(REQUIRED WORK) In the listing below, every line with the word "JSON" needs to be copied.

(DATA FOR REVIEW)
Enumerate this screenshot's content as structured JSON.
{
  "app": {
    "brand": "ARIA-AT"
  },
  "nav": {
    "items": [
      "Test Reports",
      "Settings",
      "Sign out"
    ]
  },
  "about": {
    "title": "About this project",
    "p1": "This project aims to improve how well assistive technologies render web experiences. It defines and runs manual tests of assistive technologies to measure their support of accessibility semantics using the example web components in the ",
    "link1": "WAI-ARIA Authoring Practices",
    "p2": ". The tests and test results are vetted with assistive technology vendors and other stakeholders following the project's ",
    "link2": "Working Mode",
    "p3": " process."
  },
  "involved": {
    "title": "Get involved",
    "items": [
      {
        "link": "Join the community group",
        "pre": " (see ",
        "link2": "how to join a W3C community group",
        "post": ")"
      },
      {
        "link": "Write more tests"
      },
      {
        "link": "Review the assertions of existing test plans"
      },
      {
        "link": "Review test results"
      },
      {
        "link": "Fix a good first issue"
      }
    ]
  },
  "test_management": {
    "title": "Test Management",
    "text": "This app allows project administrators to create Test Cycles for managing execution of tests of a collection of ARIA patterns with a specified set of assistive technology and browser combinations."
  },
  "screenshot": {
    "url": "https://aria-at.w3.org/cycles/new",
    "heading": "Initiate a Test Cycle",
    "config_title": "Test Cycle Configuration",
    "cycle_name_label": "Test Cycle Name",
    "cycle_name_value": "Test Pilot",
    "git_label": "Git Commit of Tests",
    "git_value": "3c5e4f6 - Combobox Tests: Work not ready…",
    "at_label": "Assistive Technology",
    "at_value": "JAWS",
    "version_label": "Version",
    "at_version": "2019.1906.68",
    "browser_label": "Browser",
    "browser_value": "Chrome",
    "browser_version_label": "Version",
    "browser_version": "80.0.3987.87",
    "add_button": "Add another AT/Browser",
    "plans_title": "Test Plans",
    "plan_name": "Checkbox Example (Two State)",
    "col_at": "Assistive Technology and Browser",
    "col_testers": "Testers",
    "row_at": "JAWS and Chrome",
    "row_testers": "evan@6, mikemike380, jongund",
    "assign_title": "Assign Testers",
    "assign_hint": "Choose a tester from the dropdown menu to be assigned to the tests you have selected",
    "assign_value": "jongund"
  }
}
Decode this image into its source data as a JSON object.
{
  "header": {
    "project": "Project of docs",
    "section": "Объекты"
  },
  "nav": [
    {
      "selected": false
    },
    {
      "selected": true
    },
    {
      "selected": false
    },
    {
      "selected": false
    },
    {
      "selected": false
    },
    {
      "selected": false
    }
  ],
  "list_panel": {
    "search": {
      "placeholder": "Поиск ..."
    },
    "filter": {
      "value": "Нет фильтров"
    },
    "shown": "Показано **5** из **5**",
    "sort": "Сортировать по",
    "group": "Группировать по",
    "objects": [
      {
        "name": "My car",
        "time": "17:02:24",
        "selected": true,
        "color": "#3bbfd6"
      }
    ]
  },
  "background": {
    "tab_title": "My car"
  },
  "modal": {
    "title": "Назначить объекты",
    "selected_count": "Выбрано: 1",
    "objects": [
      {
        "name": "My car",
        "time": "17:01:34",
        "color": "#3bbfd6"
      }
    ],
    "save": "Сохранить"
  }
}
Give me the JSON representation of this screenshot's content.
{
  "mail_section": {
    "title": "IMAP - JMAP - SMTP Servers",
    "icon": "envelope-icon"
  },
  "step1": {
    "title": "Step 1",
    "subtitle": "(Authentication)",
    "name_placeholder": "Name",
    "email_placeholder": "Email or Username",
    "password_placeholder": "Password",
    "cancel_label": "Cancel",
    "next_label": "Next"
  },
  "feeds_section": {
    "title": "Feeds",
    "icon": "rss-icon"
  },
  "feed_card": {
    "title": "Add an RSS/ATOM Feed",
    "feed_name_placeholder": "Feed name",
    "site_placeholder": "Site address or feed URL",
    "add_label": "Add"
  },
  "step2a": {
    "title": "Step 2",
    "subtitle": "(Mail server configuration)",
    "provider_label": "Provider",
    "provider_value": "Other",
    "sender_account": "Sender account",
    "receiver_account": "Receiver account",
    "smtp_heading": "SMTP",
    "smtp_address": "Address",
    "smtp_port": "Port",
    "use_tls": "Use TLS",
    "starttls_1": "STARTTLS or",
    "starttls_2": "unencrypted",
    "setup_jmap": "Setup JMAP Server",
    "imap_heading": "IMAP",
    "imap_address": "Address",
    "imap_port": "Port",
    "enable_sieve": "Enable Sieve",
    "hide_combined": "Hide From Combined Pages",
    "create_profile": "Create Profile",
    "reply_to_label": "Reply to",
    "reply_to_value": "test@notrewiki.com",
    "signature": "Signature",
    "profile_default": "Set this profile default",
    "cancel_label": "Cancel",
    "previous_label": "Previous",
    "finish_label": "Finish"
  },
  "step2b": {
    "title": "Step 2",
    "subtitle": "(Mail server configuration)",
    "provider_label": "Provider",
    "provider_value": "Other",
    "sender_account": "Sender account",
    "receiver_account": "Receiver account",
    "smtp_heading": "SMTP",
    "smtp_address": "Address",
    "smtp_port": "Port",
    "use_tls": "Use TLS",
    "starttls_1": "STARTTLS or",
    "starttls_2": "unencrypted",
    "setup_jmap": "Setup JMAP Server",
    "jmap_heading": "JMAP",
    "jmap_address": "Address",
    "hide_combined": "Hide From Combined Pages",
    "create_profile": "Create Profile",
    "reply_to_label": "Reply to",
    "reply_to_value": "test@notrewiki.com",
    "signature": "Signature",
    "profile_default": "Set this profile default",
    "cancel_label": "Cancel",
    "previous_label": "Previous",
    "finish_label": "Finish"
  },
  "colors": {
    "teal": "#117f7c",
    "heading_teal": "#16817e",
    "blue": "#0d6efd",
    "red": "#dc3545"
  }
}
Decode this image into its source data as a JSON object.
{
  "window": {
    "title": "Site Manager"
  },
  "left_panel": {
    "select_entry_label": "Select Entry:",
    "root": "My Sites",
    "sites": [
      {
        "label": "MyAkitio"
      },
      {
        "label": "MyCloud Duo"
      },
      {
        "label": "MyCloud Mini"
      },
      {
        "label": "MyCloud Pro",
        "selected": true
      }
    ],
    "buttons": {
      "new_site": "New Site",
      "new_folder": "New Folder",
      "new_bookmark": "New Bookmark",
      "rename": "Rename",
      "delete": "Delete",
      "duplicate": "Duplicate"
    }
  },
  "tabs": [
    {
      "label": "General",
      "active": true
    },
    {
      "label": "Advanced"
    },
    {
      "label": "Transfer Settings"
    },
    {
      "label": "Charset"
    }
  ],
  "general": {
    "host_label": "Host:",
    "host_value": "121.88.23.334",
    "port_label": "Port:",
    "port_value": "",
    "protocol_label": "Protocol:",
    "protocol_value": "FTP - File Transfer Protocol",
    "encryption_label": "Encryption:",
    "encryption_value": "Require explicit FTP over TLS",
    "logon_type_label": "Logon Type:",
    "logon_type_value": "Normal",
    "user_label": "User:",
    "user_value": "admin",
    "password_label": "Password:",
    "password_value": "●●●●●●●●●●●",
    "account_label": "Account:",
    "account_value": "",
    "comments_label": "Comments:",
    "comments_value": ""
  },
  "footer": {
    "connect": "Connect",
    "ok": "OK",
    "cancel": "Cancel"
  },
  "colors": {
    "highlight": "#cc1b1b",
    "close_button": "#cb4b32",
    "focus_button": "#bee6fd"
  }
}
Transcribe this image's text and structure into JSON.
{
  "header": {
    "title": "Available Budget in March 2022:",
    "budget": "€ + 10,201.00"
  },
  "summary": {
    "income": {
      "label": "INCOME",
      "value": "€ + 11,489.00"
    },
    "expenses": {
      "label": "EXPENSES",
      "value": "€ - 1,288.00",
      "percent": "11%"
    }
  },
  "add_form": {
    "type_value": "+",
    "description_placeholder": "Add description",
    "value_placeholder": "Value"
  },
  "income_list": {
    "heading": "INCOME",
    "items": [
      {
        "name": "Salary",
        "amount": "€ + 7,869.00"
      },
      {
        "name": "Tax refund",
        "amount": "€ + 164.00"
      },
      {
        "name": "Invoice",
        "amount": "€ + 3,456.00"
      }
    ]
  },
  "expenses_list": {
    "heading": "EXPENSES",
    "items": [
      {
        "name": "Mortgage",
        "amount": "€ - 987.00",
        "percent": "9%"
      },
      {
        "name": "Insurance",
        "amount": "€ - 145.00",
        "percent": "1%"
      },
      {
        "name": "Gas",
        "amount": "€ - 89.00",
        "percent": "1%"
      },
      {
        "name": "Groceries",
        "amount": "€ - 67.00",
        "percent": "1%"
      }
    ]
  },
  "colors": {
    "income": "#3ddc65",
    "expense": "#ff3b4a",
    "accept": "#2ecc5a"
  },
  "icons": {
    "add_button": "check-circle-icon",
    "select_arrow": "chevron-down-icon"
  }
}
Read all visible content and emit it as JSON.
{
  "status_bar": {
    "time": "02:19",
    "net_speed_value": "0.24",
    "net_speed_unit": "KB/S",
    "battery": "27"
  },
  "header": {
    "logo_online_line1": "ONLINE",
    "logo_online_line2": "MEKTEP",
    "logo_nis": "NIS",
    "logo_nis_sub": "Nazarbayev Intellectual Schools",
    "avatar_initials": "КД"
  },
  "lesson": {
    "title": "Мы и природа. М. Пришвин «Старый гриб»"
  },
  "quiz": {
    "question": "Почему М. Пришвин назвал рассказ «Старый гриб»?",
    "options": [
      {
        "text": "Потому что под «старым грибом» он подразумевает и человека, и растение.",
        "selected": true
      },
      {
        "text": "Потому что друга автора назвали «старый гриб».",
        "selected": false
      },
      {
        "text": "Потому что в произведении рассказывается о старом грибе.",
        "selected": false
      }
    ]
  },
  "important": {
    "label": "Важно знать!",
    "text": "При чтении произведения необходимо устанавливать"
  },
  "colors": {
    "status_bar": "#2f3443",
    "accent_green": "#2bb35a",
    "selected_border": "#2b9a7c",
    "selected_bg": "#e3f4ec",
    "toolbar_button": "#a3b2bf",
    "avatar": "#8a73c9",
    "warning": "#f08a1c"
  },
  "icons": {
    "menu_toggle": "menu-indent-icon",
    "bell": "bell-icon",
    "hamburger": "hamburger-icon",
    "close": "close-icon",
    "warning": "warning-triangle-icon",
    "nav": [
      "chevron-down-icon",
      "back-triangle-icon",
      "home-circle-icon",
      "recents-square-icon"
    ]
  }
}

(ANSWER BOX)
Enumerate this screenshot's content as structured JSON.
Decode this image into its source data as a JSON object.
Give me the JSON representation of this screenshot's content.
Decode this image into its source data as a JSON object.
Transcribe this image's text and structure into JSON.
Read all visible content and emit it as JSON.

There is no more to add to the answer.